[RECORDED DATA Boundary: Start]

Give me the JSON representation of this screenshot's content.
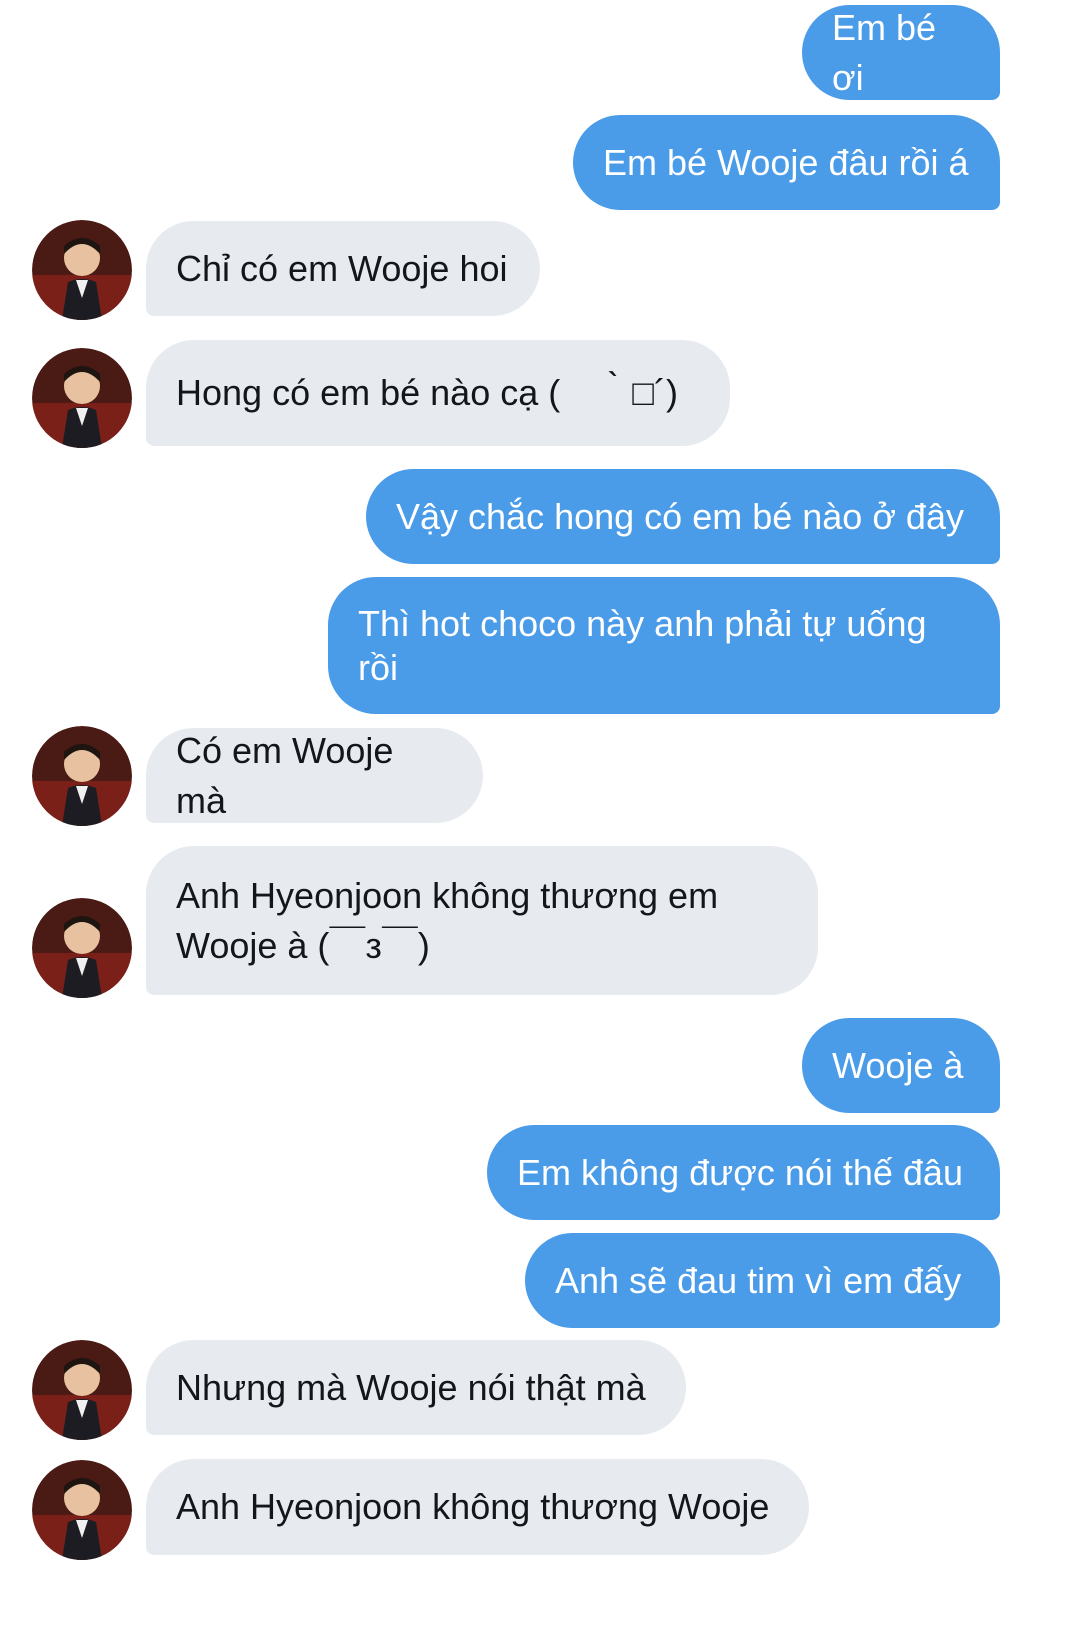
{
  "messages": [
    {
      "from": "me",
      "text": "Em bé ơi"
    },
    {
      "from": "me",
      "text": "Em bé Wooje đâu rồi á"
    },
    {
      "from": "them",
      "text": "Chỉ có em Wooje hoi"
    },
    {
      "from": "them",
      "text": "Hong có em bé nào cạ (　｀□´)"
    },
    {
      "from": "me",
      "text": "Vậy chắc hong có em bé nào ở đây"
    },
    {
      "from": "me",
      "text": "Thì hot choco này anh phải tự uống rồi"
    },
    {
      "from": "them",
      "text": "Có em Wooje mà"
    },
    {
      "from": "them",
      "text": "Anh Hyeonjoon không thương em Wooje à (￣з￣)"
    },
    {
      "from": "me",
      "text": "Wooje à"
    },
    {
      "from": "me",
      "text": "Em không được nói thế đâu"
    },
    {
      "from": "me",
      "text": "Anh sẽ đau tim vì em đấy"
    },
    {
      "from": "them",
      "text": "Nhưng mà Wooje nói thật mà"
    },
    {
      "from": "them",
      "text": "Anh Hyeonjoon không thương Wooje"
    }
  ],
  "colors": {
    "outgoing_bubble": "#4a9be8",
    "incoming_bubble": "#e7ebf0",
    "outgoing_text": "#ffffff",
    "incoming_text": "#14171a"
  },
  "avatar_icon": "contact-photo"
}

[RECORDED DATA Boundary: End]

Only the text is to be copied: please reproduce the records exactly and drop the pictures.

**RESPONSE BOX**
Give me the JSON representation of this screenshot's content.
{
  "messages": [
    {
      "from": "me",
      "text": "Em bé ơi"
    },
    {
      "from": "me",
      "text": "Em bé Wooje đâu rồi á"
    },
    {
      "from": "them",
      "text": "Chỉ có em Wooje hoi"
    },
    {
      "from": "them",
      "text": "Hong có em bé nào cạ (　｀□´)"
    },
    {
      "from": "me",
      "text": "Vậy chắc hong có em bé nào ở đây"
    },
    {
      "from": "me",
      "text": "Thì hot choco này anh phải tự uống rồi"
    },
    {
      "from": "them",
      "text": "Có em Wooje mà"
    },
    {
      "from": "them",
      "text": "Anh Hyeonjoon không thương em Wooje à (￣з￣)"
    },
    {
      "from": "me",
      "text": "Wooje à"
    },
    {
      "from": "me",
      "text": "Em không được nói thế đâu"
    },
    {
      "from": "me",
      "text": "Anh sẽ đau tim vì em đấy"
    },
    {
      "from": "them",
      "text": "Nhưng mà Wooje nói thật mà"
    },
    {
      "from": "them",
      "text": "Anh Hyeonjoon không thương Wooje"
    }
  ],
  "colors": {
    "outgoing_bubble": "#4a9be8",
    "incoming_bubble": "#e7ebf0",
    "outgoing_text": "#ffffff",
    "incoming_text": "#14171a"
  },
  "avatar_icon": "contact-photo"
}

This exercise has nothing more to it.